- **Exercise details**
Omit all pictures and give the records below again exactly as written.

- **Provided material**
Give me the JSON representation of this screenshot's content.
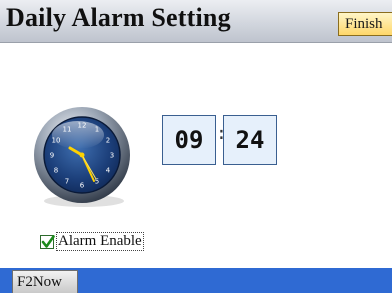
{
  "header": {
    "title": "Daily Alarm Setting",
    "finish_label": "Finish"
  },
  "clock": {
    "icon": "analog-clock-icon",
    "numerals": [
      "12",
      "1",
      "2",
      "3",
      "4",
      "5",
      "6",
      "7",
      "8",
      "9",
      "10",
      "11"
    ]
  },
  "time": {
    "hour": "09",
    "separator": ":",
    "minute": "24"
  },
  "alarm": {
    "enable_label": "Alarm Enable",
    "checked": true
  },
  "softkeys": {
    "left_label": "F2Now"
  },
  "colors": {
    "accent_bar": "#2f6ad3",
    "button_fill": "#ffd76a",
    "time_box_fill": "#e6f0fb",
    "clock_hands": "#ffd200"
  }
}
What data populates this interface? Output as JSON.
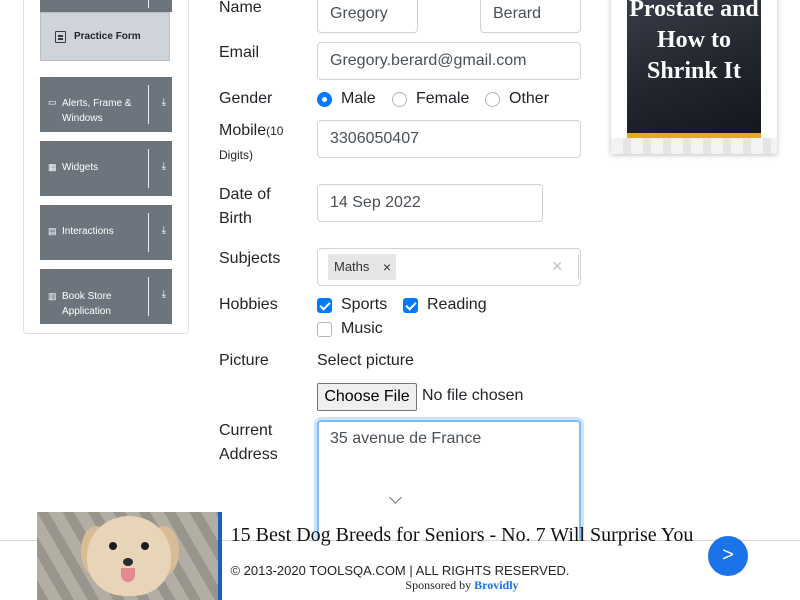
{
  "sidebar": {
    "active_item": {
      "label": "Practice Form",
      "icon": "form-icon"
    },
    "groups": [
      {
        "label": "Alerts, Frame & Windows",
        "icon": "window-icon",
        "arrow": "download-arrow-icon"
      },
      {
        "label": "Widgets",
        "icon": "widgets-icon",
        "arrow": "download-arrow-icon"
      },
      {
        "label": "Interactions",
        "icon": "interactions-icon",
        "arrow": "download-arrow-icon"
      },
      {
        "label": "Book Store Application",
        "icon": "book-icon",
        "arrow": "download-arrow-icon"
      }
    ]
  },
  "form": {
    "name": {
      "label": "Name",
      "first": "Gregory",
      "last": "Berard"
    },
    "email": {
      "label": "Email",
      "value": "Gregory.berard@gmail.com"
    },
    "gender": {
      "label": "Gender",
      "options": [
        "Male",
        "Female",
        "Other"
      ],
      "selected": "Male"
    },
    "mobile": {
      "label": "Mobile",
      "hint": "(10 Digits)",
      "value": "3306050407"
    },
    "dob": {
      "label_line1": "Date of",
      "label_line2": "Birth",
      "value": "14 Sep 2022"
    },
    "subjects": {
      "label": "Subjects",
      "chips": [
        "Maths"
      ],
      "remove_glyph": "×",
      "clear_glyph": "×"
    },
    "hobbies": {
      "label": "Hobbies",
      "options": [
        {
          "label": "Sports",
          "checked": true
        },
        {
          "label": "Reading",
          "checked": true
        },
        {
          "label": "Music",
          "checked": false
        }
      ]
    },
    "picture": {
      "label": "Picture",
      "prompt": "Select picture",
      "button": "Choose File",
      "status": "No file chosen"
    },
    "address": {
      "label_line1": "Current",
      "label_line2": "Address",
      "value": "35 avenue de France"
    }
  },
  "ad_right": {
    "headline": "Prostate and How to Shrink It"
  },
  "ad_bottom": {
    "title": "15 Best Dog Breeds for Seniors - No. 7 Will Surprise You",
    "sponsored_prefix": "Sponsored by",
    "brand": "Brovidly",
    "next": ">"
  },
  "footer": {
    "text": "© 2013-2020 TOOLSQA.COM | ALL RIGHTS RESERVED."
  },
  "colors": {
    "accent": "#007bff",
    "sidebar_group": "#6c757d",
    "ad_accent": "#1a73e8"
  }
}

- **Solution below**
Give me the JSON representation of this screenshot's content.
{
  "header": {
    "title": "Daily Alarm Setting",
    "finish_label": "Finish"
  },
  "clock": {
    "icon": "analog-clock-icon",
    "numerals": [
      "12",
      "1",
      "2",
      "3",
      "4",
      "5",
      "6",
      "7",
      "8",
      "9",
      "10",
      "11"
    ]
  },
  "time": {
    "hour": "09",
    "separator": ":",
    "minute": "24"
  },
  "alarm": {
    "enable_label": "Alarm Enable",
    "checked": true
  },
  "softkeys": {
    "left_label": "F2Now"
  },
  "colors": {
    "accent_bar": "#2f6ad3",
    "button_fill": "#ffd76a",
    "time_box_fill": "#e6f0fb",
    "clock_hands": "#ffd200"
  }
}
What data populates this interface? Output as JSON.
{
  "sidebar": {
    "active_item": {
      "label": "Practice Form",
      "icon": "form-icon"
    },
    "groups": [
      {
        "label": "Alerts, Frame & Windows",
        "icon": "window-icon",
        "arrow": "download-arrow-icon"
      },
      {
        "label": "Widgets",
        "icon": "widgets-icon",
        "arrow": "download-arrow-icon"
      },
      {
        "label": "Interactions",
        "icon": "interactions-icon",
        "arrow": "download-arrow-icon"
      },
      {
        "label": "Book Store Application",
        "icon": "book-icon",
        "arrow": "download-arrow-icon"
      }
    ]
  },
  "form": {
    "name": {
      "label": "Name",
      "first": "Gregory",
      "last": "Berard"
    },
    "email": {
      "label": "Email",
      "value": "Gregory.berard@gmail.com"
    },
    "gender": {
      "label": "Gender",
      "options": [
        "Male",
        "Female",
        "Other"
      ],
      "selected": "Male"
    },
    "mobile": {
      "label": "Mobile",
      "hint": "(10 Digits)",
      "value": "3306050407"
    },
    "dob": {
      "label_line1": "Date of",
      "label_line2": "Birth",
      "value": "14 Sep 2022"
    },
    "subjects": {
      "label": "Subjects",
      "chips": [
        "Maths"
      ],
      "remove_glyph": "×",
      "clear_glyph": "×"
    },
    "hobbies": {
      "label": "Hobbies",
      "options": [
        {
          "label": "Sports",
          "checked": true
        },
        {
          "label": "Reading",
          "checked": true
        },
        {
          "label": "Music",
          "checked": false
        }
      ]
    },
    "picture": {
      "label": "Picture",
      "prompt": "Select picture",
      "button": "Choose File",
      "status": "No file chosen"
    },
    "address": {
      "label_line1": "Current",
      "label_line2": "Address",
      "value": "35 avenue de France"
    }
  },
  "ad_right": {
    "headline": "Prostate and How to Shrink It"
  },
  "ad_bottom": {
    "title": "15 Best Dog Breeds for Seniors - No. 7 Will Surprise You",
    "sponsored_prefix": "Sponsored by",
    "brand": "Brovidly",
    "next": ">"
  },
  "footer": {
    "text": "© 2013-2020 TOOLSQA.COM | ALL RIGHTS RESERVED."
  },
  "colors": {
    "accent": "#007bff",
    "sidebar_group": "#6c757d",
    "ad_accent": "#1a73e8"
  }
}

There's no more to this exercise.